Australia’s largest diversified media firm, Seven West Media has entered into multi-year content deals with US-based technology conglomerates Facebook and Google as tough new media laws enabled the industry to secure new revenue sources.
Following the deal, the top-rating free-to-air broadcaster will supply content for Google’s News Showcase platform for five years and to a similar Facebook product for three years. But the terms of the deals were not disclosed.
The new agreements make the Big Tech platforms of the US committed to paying two of Australia’s three largest traditional news outlets for content, marking an about-turn just two months after they had declared to quit the country over laws forcing them to pay for the links that drive traffic to their websites.
“These partnerships have been made possible by the introduction of the Media Bargaining Code.
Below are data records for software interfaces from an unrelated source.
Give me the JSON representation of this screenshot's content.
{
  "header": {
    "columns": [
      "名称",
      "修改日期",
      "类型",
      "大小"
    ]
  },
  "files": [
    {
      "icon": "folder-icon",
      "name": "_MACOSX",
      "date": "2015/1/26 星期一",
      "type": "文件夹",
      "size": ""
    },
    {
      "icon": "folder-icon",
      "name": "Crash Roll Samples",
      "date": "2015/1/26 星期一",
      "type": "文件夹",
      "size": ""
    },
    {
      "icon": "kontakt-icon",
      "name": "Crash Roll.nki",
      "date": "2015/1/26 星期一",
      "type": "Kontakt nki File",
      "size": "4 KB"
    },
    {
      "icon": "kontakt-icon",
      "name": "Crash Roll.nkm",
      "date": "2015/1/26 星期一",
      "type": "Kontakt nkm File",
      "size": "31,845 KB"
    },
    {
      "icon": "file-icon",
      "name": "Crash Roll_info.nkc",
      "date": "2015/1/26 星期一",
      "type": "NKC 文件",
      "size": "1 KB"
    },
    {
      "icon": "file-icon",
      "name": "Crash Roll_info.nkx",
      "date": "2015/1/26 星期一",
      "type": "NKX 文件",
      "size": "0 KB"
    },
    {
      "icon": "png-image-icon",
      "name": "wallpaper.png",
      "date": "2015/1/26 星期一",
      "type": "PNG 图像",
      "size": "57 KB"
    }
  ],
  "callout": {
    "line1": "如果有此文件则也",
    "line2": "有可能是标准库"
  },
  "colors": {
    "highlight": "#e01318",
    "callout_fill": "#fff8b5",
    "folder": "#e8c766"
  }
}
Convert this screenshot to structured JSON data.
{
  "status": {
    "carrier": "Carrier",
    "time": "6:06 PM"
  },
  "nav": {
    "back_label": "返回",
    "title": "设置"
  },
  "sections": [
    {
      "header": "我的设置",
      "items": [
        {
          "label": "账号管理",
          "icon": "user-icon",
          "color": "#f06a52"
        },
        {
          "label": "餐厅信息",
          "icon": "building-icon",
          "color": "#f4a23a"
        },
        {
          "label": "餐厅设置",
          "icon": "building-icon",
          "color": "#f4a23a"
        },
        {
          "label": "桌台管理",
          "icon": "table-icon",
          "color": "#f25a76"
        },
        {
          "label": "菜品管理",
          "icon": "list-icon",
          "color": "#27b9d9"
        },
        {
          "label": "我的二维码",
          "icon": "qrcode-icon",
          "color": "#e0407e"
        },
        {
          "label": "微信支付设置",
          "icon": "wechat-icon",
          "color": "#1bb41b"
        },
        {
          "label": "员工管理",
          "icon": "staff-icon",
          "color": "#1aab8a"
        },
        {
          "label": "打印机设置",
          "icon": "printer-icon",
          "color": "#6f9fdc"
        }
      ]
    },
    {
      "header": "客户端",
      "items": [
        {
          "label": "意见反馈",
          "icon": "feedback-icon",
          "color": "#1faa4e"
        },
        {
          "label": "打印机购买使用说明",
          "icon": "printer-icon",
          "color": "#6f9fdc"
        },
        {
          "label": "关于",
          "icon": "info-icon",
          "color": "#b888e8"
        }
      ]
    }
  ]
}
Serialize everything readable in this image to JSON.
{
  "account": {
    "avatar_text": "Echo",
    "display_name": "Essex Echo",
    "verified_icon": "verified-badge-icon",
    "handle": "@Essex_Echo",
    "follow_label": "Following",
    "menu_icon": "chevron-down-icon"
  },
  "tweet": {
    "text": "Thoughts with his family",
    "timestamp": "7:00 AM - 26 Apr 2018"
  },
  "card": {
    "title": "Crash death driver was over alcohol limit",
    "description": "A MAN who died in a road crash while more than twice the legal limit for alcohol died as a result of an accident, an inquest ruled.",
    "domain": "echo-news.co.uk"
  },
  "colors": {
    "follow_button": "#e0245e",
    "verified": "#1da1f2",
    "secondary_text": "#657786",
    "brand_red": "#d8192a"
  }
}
They underpin our sustainability and enable us to continue to build our digital platform,” James Warburton, CEO of Seven West Media, said.
Representatives of Facebook and Google declined to comment beyond the confirmation of Seven’s statement.
The American multinational mass media corporation, News Corp which owns about two-thirds of Australian newspapers has signed several global deals with the platforms in the past two months.
Nine Entertainment Co Holdings Ltd, which competes with Seven in free-to-air and publishes the Sydney Morning Herald and Australian Financial Review newspapers, has made a deal with Google, but it hasn’t yet finalized arrangements with Facebook.
Additionally, many smaller Australian media outlets, including the state-owned Australian Broadcasting Corp, have signed deals with Google or said they are open to doing deals with Facebook, which blocked all third-party content in Australia for a week earlier this year to protest the laws.
Google has earlier stated that it passed the milestone of having 100 Australian news titles contracted to supply content for News Showcase with a deal with regional publisher Times News Group, owner of seven regional mastheads in the country’s south.